To a limited extent, some of these accessibility and vehicle traffic issues could be addressed by a free shuttle service circling Stanley Park Drive.
Up until 2009, there was a free, summer-long shuttle bus operated by the Vancouver Trolley Company and subsidized by the Park Board at a cost of $200,000 annually. It used four red vintage-inspired buses, with the service running between 10 am and 6:30 pm, and stopping at a dozen points of interest.
In its final season of operation, it saw approximately 140,000 boardings, mostly tourists. It helped reduce vehicle traffic volumes circling the park during the busy peak season.
But the Park Board decided not to renew its contract with the operator given its budgetary issues at the time, even though the subsidy came from Stanley Park’s pay parking revenues.
Years earlier, the Park Board piloted a nominal fare for the shuttle to help cover the subsidy, but this resulted in a ridership decrease of 60%.
The decision to axe the free shuttle was made around the same time when the Park Board closed the Stanley Park Petting Zoo, and nearly shuttered the Bloedel Conservatory at Queen Elizabeth Park.

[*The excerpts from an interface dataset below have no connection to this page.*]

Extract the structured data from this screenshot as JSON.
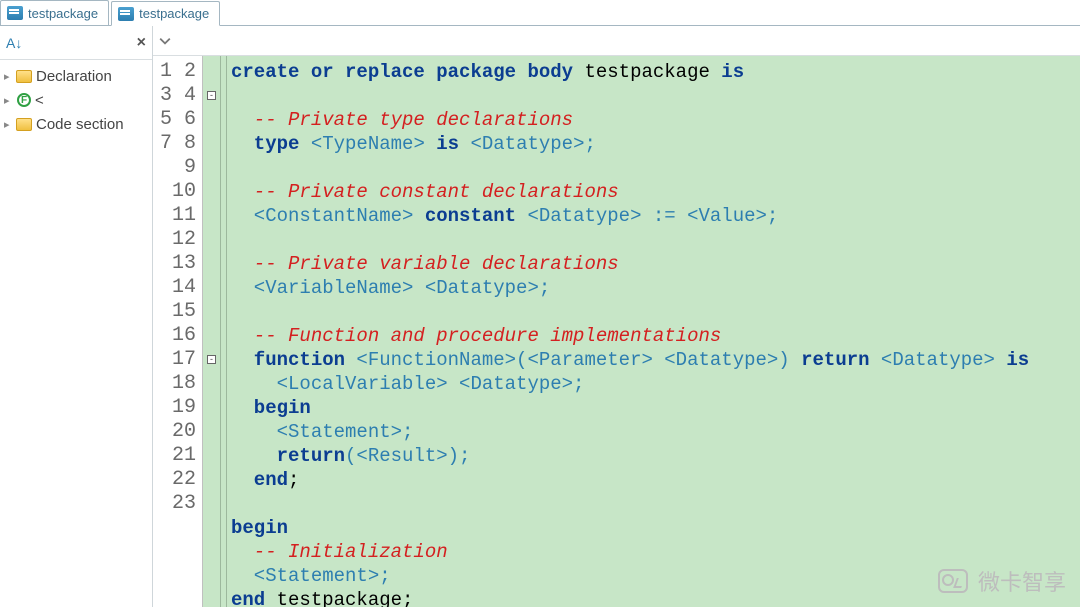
{
  "tabs": [
    {
      "label": "testpackage",
      "active": false
    },
    {
      "label": "testpackage",
      "active": true
    }
  ],
  "sidebar": {
    "items": [
      {
        "label": "Declaration",
        "kind": "folder"
      },
      {
        "label": "<",
        "kind": "func"
      },
      {
        "label": "Code section",
        "kind": "folder"
      }
    ]
  },
  "gutter_lines": [
    "1",
    "2",
    "3",
    "4",
    "5",
    "6",
    "7",
    "8",
    "9",
    "10",
    "11",
    "12",
    "13",
    "14",
    "15",
    "16",
    "17",
    "18",
    "19",
    "20",
    "21",
    "22",
    "23"
  ],
  "code": {
    "l1": {
      "a": "create or replace package body",
      "b": " testpackage ",
      "c": "is"
    },
    "l3": "  -- Private type declarations",
    "l4": {
      "a": "  type",
      "b": " <TypeName> ",
      "c": "is",
      "d": " <Datatype>;"
    },
    "l6": "  -- Private constant declarations",
    "l7": {
      "a": "  <ConstantName> ",
      "b": "constant",
      "c": " <Datatype> := <Value>;"
    },
    "l9": "  -- Private variable declarations",
    "l10": "  <VariableName> <Datatype>;",
    "l12": "  -- Function and procedure implementations",
    "l13": {
      "a": "  function",
      "b": " <FunctionName>(<Parameter> <Datatype>) ",
      "c": "return",
      "d": " <Datatype> ",
      "e": "is"
    },
    "l14": "    <LocalVariable> <Datatype>;",
    "l15": "  begin",
    "l16": "    <Statement>;",
    "l17": {
      "a": "    return",
      "b": "(<Result>);"
    },
    "l18": "  end",
    "l18s": ";",
    "l20": "begin",
    "l21": "  -- Initialization",
    "l22": "  <Statement>;",
    "l23": {
      "a": "end",
      "b": " testpackage;"
    }
  },
  "watermark": "微卡智享",
  "fold_markers": [
    {
      "line": 2,
      "glyph": "-"
    },
    {
      "line": 13,
      "glyph": "-"
    }
  ]
}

Without vehicle access into the park, not only does this narrow the type of visitors the park sees, but it would cost the Park Board millions of dollars annually from reduced parking revenue.
Considering the Park Board’s likely years-long fiscal crisis from lost fee-based revenue as a result of the initial closure of its community and recreational facilities and the expected lowered visitation numbers upon reopening, the idea of closing Stanley Park to vehicles — affecting its revenues from both businesses and parking — beyond the pandemic period is not in the municipal government’s best interest.
Further revenue losses will only affect the Park Board’s capacity to deliver its services and conduct maintenance.
The park’s restaurants and the Vancouver Aquarium have already immensely financially suffered from their prolonged closures, and they will continue to experience a high degree of uncertainty for the foreseeable future. Closing vehicle traffic will only lead to further damages.
Clearly, a wider range of factors and tradeoffs must be considered with the idea of permanently closing Stanley Park to vehicles.
A high degree of pragmatism is required to carefully analyze all potential impacts, and this process might be better saved for the Park Board’s Stanley Park Comprehensive Plan, instead of rushing in an implementation in response to narrow, single-minded, and overly simplistic considerations.
The plan could identify new ways that improve the comfortability of both walking and cycling through Stanley Park, without having to close local vehicle traffic.